═══ Input for this task
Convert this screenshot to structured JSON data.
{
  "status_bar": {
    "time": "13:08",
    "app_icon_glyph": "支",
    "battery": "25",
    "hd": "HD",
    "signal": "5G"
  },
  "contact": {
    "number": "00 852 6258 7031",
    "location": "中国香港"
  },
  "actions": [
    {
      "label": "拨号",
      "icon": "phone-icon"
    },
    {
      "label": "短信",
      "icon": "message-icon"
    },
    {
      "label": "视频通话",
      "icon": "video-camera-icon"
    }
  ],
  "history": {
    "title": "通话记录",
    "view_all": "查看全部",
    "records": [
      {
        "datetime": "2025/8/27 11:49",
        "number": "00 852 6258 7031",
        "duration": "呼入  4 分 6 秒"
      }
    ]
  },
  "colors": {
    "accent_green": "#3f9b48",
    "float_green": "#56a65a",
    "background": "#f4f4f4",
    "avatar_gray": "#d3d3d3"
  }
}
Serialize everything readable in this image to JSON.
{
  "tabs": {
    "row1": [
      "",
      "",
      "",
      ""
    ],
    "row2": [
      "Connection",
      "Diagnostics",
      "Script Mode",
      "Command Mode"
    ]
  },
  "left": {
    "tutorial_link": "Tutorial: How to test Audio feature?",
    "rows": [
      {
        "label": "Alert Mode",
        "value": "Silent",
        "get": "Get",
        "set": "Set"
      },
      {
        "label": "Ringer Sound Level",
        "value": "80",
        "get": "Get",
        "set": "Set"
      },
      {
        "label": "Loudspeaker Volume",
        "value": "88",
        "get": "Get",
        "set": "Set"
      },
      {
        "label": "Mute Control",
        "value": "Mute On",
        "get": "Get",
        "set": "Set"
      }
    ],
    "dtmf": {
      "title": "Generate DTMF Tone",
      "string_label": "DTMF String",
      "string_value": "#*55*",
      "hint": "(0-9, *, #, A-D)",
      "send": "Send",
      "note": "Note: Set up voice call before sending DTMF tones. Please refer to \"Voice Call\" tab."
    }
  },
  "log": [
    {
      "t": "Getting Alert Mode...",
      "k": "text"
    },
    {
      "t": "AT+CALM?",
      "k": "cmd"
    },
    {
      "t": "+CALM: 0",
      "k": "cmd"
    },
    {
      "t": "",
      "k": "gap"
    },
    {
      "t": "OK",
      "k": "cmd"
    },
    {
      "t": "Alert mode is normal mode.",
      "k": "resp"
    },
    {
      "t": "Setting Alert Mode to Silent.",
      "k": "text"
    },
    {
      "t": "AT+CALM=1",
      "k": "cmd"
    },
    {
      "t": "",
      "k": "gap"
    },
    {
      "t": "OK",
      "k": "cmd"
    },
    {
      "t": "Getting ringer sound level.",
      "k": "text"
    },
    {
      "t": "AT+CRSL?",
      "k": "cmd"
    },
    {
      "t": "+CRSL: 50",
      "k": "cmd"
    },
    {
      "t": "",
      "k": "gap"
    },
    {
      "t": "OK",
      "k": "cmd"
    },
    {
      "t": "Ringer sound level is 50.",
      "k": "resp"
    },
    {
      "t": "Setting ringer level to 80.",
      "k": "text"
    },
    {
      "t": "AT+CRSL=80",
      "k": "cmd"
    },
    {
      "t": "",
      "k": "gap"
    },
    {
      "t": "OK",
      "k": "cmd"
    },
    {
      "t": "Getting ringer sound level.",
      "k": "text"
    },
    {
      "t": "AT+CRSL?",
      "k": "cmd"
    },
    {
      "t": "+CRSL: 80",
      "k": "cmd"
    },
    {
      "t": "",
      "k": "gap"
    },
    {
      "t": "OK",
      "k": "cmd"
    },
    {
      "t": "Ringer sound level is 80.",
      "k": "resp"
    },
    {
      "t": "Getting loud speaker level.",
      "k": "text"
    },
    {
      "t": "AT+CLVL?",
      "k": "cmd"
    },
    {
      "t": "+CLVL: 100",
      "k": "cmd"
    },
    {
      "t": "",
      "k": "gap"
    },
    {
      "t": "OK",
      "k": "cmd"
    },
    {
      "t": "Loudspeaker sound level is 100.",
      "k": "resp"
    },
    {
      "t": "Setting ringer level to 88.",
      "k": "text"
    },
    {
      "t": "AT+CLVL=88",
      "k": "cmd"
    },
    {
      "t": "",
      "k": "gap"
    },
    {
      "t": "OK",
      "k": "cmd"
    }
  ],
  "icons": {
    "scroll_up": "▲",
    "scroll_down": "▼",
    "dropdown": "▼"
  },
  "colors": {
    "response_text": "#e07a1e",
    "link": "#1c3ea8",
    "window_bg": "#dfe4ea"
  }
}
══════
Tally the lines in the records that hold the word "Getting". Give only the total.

**Task output**
4